Drones (2023)

DOI: 10.3390/drones7070422


The social structure of animal populations is a fundamental component of their biology, influencing gene flow, habitat use, competition and co-operation around resources, and communication. However, ecological and social relationships can be challenging to describe in most marine mammals, who spend the majority of their lives underwater. The finless porpoise (Neophocaena asiaeorientalis) is one such cetacean species with a largely unknown social structure. Recent advances in drone technology enable more systematic surveys, photogrammetry, and photo-identification for diverse animal species. The present study aimed to validate new survey methods and provide a preliminary description of the spatiotemporal distribution of free-ranging finless porpoises in the coastal open-sea area of Ariake Sound, Japan. A vertical take-off and landing (VTOL) drone equipped with an action camera yielded GPS location datasets through line and area surveys, covering a total sea area of 120 km2. The results suggest highly flexible and varied aggregation sizes in finless porpoises. Distance analysis across individuals and aggregations revealed a cohesive tendency among groups, compared to solitaries and in pairs.
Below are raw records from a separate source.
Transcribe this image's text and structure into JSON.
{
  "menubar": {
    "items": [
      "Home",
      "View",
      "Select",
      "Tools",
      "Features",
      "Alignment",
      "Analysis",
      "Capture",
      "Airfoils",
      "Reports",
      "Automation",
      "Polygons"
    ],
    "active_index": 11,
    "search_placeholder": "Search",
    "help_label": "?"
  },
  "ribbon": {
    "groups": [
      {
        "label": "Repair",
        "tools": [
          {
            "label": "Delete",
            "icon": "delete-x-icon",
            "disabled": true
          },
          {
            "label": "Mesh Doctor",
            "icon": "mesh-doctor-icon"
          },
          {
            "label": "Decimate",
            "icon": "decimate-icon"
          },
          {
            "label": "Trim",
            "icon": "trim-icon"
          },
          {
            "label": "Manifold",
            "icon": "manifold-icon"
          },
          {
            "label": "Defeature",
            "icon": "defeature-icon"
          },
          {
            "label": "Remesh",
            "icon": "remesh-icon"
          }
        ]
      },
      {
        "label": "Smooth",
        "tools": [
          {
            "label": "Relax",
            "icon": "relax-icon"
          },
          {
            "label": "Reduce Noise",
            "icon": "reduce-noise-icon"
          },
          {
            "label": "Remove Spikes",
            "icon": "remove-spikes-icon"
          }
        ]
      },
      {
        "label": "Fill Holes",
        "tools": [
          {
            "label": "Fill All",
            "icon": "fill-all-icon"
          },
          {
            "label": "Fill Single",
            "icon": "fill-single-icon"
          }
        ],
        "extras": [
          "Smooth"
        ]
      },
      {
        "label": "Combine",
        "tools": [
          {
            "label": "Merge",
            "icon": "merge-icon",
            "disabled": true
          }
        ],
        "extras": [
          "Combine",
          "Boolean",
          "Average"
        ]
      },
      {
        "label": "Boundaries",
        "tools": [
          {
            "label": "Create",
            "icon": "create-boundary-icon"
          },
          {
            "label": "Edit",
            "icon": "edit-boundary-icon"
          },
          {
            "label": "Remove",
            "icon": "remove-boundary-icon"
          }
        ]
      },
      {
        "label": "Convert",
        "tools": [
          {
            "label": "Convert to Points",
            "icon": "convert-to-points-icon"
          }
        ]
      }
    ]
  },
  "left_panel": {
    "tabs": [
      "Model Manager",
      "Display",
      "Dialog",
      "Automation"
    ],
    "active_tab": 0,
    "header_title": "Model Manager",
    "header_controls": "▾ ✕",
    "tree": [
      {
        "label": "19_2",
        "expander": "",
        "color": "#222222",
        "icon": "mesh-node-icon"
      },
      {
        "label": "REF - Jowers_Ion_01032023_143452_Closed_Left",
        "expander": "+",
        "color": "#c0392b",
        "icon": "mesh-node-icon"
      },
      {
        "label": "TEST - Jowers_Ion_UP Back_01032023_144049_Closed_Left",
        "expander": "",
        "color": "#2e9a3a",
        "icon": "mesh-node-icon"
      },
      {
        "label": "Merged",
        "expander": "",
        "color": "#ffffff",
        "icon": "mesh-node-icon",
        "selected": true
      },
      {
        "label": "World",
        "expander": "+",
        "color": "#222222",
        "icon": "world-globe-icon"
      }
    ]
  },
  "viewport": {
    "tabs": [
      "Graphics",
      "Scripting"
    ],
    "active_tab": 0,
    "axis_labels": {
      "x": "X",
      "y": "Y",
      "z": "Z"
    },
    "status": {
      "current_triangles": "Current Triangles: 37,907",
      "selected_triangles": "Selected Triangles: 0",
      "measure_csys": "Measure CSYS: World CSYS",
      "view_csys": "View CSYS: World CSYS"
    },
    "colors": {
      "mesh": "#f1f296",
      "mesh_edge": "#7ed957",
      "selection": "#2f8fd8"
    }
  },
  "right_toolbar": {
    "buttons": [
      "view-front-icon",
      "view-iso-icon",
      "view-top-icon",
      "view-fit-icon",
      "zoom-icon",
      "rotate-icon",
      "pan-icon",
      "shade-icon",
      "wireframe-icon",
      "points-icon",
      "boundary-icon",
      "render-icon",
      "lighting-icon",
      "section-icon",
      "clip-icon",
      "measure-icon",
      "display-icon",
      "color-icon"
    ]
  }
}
Therefore, the present VTOL drone surveys both elucidated some social aspects of the study population and confirmed the efficacy of these standardized research protocols involving automated, programmed, and repeatable flight missions.